Just a few weeks ago, I was to be in two places at once. My daughter was at dance and my son had a football game. I hated to ask a friend to get my daughter from dance and keep her for a little while (at bedtime on a school night!!!) so I could watch the end of my son’s last game of the season. I had no other option with no family available to help and so I prepared to ask, apologetically, worried that I would be asking too much and putting her in a position where she would be so inconvenienced and put-out. I almost didn’t ask, but when my son looked at me and said, “You’re not going to miss my game, are you?” I knew I had to. My gut twisted into knots. Her response was perfect. She said it was no problem at all. She said she understood. She said, “It takes a village.”

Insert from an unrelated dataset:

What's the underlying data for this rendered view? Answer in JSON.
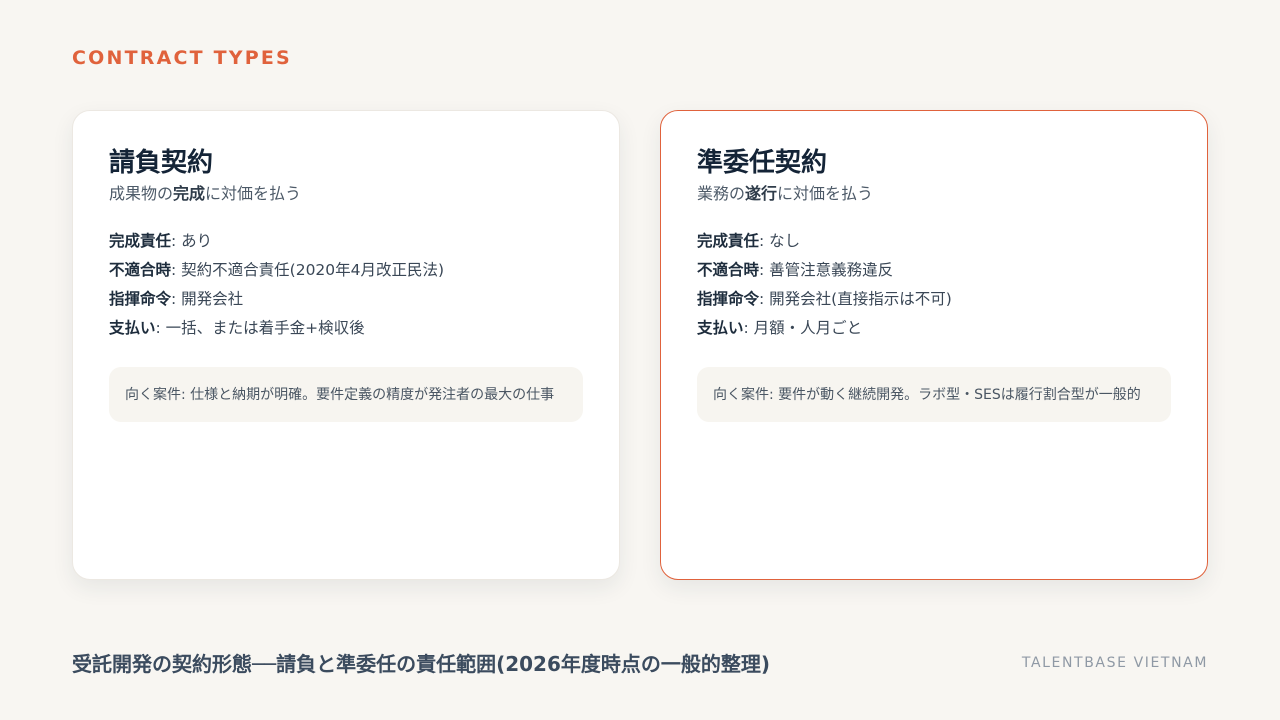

This Thanksgiving I am thankful that we live a big, big world made up of hundreds of thousands of tiny villages. Though we live in a time when we can skype and travel and Facebook and Tweet and text to stay in touch, I appreciate so much the tiny villages that still exist as they always have – the communities that keep us going. The village does things technology still cannot make up for – The village brings casseroles for new babies, to welcome families, to say goodbye – warm sustenance that says love in a way words cannot. The village carpools and shuttles, allowing kids to be involved in sports and activities that build confidence and shape them for the future. The village runs soup kitchens and collects warm clothes and canned goods for those in the village without. The village comes together for the family who lost their home in a fire or for the school that is short of resources. The village breathes life into the corner of the globe which it occupies, no matter how small or insignificant to the world at large.
I am thankful for the villages which surround my sisters and parents and friends who live states away from me. When I cannot bring them a casserole, hold their hand to pray, drop off some hand-me-downs, offer a ride home from school, pick up from dance class, shuttle to a game, collect their mail, pop in to drop off some medicine or soup, give a hug after a bad day, or rejoice with a popping cork after great news – these tiny villages do it in my stead.
I am thankful for the tiny village which surrounds my own family: the teachers who love my children as their own, the neighbors who keep a watchful eye, the church leaders who love us and guide us and know us by name, the doctors who fix us up, the police and firefighters who risk their lives for us, the clerks at the local shops and the small business owners who thank us when we visit. I am also thankful for our place in the village, my children and husband and I, in the moments when we give to others and feel the gratitude only giving provides. I am thankful to pay forward the goodness done to us and to watch the chain of daily tiny acts of goodness march on – seemingly invisible to the world at large. Our tiny village keeps us like the tiny villages across the globe keep others.
The village lets you know you are not alone in this, big, big world as it wraps its loving arms around you and whispers ‘stay here and call this home’.